* About this exercise
Give back nothing but the number of lines in these entries that contain the word "duration".

(Page and application data records)
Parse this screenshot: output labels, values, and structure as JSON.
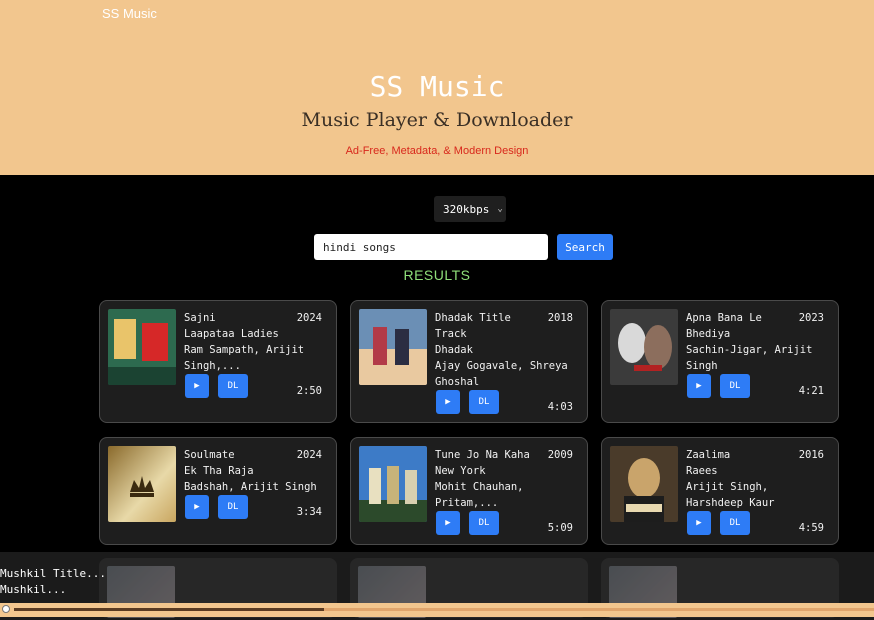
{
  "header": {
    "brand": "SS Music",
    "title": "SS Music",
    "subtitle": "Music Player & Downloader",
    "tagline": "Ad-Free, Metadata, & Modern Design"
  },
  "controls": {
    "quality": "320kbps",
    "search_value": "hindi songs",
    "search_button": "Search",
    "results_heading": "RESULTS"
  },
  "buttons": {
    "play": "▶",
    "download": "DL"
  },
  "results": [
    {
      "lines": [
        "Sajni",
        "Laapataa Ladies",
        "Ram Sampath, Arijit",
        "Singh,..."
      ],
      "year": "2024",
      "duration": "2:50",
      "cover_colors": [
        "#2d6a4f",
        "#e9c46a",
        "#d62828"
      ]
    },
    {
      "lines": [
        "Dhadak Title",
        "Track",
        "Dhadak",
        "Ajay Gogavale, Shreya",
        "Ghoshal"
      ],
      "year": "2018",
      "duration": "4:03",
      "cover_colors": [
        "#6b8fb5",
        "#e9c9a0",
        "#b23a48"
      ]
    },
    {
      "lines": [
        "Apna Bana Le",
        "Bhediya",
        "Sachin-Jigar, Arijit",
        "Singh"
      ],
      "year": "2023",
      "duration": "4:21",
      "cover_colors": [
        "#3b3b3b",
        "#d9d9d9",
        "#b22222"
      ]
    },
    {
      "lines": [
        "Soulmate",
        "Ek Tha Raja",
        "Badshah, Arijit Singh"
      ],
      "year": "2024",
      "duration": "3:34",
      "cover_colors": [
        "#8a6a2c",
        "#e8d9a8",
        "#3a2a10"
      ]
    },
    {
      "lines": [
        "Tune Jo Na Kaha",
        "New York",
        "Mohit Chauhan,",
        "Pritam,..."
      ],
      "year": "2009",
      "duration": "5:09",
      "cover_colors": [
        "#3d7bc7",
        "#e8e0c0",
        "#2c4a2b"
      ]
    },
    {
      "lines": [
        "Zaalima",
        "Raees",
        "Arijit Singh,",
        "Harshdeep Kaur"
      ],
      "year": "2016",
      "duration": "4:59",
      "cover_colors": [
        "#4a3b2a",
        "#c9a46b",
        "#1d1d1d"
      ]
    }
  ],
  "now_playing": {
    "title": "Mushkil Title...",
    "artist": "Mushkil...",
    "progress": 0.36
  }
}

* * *

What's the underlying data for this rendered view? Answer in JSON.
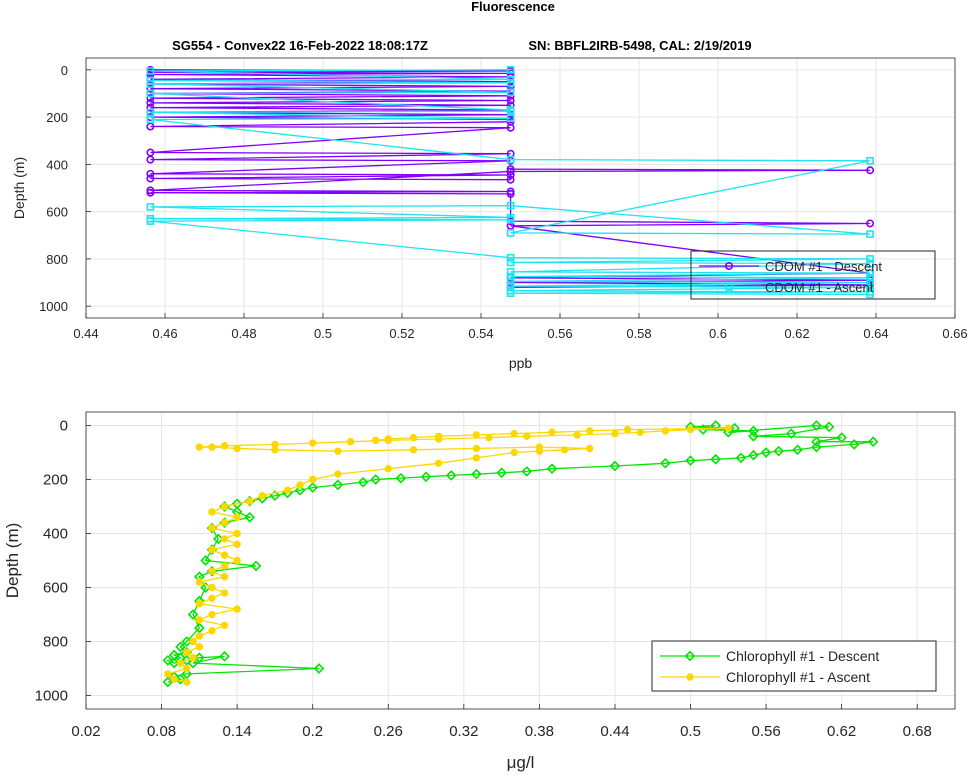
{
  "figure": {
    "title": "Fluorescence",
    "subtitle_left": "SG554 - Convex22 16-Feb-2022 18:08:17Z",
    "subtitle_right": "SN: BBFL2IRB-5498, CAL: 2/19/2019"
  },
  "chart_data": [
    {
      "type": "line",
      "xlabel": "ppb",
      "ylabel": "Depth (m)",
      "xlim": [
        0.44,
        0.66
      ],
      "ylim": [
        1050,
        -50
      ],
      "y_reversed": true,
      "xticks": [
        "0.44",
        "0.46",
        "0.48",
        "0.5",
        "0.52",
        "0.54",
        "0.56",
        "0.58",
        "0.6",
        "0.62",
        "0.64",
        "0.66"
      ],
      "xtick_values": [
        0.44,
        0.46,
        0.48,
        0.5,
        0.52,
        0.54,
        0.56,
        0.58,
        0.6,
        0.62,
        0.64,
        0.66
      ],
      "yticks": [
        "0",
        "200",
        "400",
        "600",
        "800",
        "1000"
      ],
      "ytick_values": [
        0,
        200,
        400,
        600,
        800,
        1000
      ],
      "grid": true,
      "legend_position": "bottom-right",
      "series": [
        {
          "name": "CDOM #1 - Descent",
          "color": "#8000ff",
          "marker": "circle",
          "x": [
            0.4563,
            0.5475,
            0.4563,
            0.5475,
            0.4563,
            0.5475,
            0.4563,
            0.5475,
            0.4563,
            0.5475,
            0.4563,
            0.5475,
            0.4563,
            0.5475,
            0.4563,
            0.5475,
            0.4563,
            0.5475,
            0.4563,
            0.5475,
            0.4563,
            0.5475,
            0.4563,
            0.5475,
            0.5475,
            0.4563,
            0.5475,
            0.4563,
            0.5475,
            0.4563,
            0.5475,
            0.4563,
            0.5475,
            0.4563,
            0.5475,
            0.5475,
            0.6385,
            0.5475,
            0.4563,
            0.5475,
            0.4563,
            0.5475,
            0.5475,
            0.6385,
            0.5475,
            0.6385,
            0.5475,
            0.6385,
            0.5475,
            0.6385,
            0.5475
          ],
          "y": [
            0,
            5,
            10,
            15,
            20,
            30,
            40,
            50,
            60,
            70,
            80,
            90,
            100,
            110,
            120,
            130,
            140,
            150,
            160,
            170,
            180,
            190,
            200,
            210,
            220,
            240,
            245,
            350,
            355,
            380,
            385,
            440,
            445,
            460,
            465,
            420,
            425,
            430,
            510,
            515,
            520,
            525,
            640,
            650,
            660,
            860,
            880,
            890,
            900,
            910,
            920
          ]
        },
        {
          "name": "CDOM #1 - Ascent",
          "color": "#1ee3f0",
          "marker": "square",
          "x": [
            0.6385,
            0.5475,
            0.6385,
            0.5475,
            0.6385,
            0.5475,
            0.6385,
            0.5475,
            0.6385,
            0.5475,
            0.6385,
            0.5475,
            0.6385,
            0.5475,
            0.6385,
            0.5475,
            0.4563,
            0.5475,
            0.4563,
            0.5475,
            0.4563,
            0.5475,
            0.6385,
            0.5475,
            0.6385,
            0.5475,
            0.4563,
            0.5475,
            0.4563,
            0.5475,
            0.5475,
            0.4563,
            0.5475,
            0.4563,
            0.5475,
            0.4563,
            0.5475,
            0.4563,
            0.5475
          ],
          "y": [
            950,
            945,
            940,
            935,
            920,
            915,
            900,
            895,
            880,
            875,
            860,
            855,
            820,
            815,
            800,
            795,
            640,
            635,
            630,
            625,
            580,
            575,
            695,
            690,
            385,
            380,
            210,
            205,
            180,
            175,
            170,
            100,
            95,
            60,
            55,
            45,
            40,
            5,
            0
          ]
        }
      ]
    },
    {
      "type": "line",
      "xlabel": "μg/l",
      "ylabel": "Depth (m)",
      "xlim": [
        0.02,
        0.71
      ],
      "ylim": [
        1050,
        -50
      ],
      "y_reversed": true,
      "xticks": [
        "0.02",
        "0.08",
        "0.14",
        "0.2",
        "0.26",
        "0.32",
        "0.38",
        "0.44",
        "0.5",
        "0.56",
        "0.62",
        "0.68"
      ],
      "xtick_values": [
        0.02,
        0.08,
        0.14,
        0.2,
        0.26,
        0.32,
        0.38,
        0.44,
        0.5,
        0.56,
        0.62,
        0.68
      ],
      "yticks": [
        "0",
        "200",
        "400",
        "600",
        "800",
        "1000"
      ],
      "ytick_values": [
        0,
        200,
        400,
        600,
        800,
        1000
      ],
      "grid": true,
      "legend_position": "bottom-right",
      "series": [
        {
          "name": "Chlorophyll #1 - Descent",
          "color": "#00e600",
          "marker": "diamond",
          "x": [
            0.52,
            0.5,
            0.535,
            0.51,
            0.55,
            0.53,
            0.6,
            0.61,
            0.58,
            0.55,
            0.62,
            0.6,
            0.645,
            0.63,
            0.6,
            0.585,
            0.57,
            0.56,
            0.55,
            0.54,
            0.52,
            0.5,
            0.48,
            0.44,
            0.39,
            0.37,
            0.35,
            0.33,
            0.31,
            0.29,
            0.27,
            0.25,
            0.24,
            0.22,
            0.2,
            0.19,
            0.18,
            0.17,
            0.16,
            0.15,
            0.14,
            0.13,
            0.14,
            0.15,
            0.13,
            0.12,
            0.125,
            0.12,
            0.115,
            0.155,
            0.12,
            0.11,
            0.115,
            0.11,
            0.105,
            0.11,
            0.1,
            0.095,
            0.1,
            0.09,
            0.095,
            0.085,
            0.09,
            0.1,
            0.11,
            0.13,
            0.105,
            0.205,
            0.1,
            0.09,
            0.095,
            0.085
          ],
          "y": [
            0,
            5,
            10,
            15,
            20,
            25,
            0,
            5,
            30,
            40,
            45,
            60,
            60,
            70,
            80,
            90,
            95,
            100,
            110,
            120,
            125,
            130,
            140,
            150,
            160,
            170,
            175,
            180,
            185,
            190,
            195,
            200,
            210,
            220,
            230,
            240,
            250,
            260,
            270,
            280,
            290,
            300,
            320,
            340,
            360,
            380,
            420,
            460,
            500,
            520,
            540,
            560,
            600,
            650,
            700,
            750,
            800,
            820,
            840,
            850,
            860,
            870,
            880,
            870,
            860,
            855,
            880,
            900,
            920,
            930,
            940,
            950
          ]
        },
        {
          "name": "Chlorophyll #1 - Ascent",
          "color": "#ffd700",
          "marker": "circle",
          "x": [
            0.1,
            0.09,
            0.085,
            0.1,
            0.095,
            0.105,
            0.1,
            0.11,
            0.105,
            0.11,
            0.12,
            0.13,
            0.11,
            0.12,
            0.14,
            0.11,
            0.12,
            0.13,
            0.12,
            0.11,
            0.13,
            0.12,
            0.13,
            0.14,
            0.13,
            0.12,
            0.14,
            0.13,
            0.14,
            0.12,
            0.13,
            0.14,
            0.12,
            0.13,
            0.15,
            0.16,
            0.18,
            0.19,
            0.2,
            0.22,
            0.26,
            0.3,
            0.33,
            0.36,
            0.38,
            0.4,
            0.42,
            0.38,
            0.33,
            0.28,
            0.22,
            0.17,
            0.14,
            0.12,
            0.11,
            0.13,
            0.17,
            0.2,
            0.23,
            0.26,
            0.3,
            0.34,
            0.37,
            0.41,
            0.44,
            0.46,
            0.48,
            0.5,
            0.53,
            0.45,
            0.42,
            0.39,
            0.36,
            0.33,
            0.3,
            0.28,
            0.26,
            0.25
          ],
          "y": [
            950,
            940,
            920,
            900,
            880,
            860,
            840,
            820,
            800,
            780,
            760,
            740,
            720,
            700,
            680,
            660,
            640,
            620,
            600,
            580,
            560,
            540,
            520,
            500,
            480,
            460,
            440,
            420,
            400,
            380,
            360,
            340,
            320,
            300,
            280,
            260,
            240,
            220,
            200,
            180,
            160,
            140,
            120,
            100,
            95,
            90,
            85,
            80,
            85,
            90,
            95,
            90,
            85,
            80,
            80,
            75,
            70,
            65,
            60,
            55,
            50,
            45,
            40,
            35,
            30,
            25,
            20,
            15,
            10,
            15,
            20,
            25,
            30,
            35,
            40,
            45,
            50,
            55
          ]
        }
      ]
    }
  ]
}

* Answer to this problem
6